EQI ($1.99 from $4.99 until 1/2)
Discolored ($6.49 from $9.99 until 1/2)
#womenUp, Puzzles Dream ($2.06 from $6.19 until 1/2)
#NoLimitFantasy, Puzzles Dream ($2.06 from $6.19 until 1/2)
#Wish travel, Puzzles Dream ($1.99 from $5.99 until 1/2)
Sales Ending Tomorrow, Tuesday, December 14th
Atelier Arland Series Pack ($67.49 from $89.99 until 12/14)
Atelier Lulua ($29.99 from $59.99 until 12/14)

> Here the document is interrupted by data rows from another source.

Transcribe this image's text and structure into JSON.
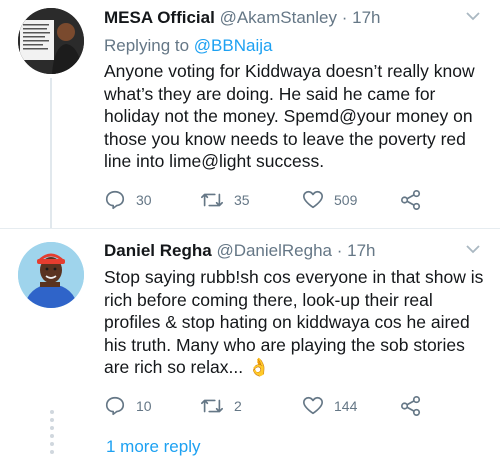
{
  "tweets": [
    {
      "display_name": "MESA Official",
      "handle": "@AkamStanley",
      "separator": "·",
      "time": "17h",
      "replying_prefix": "Replying to",
      "replying_handle": "@BBNaija",
      "text": "Anyone voting for Kiddwaya doesn’t really know what’s they are doing. He said he came for holiday not the money. Spemd@your money on those you know needs to leave the poverty red line into lime@light success.",
      "replies": "30",
      "retweets": "35",
      "likes": "509",
      "avatar_colors": {
        "bg": "#2b2b2b",
        "shirt": "#1c1c1c",
        "skin": "#7a4a2e",
        "slide": "#f2f2f2"
      }
    },
    {
      "display_name": "Daniel Regha",
      "handle": "@DanielRegha",
      "separator": "·",
      "time": "17h",
      "text": "Stop saying rubb!sh cos everyone in that show is rich before coming there, look-up their real profiles & stop hating on kiddwaya cos he aired his truth. Many who are playing the sob stories are rich so relax...",
      "emoji": "👌",
      "replies": "10",
      "retweets": "2",
      "likes": "144",
      "avatar_colors": {
        "bg": "#9fd4ec",
        "shirt": "#2f64c9",
        "skin": "#5a3320",
        "cap": "#e53d2f"
      }
    }
  ],
  "more_replies": "1 more reply",
  "colors": {
    "link": "#1da1f2",
    "muted": "#657786",
    "text": "#14171a"
  }
}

Atelier Meruru DX ($29.99 from $39.99 until 12/14)
Atelier Rorona DX ($29.99 from $39.99 until 12/14)
Atelier Totori DX ($29.99 from $39.99 until 12/14)
Boyfriend Dungeon ($15.99 from $19.99 until 12/14)
Instant Farmer ($2.19 from $2.99 until 12/14)
Island Maze ($1.99 from $2.99 until 12/14)
kuso ($1.99 from $4.99 until 12/14)
LOVE ($1.99 from $2.99 until 12/14)
That’s all for today, friends. We’ll be back tomorrow with a few more new releases and a couple more reviews. There should also be some new sales to look at, and perhaps some news. A whole world of opportunities. As for me, I’ve got some Loop Heroing to get back to. I hope you all have a marvelous Monday, and as always, thanks for reading!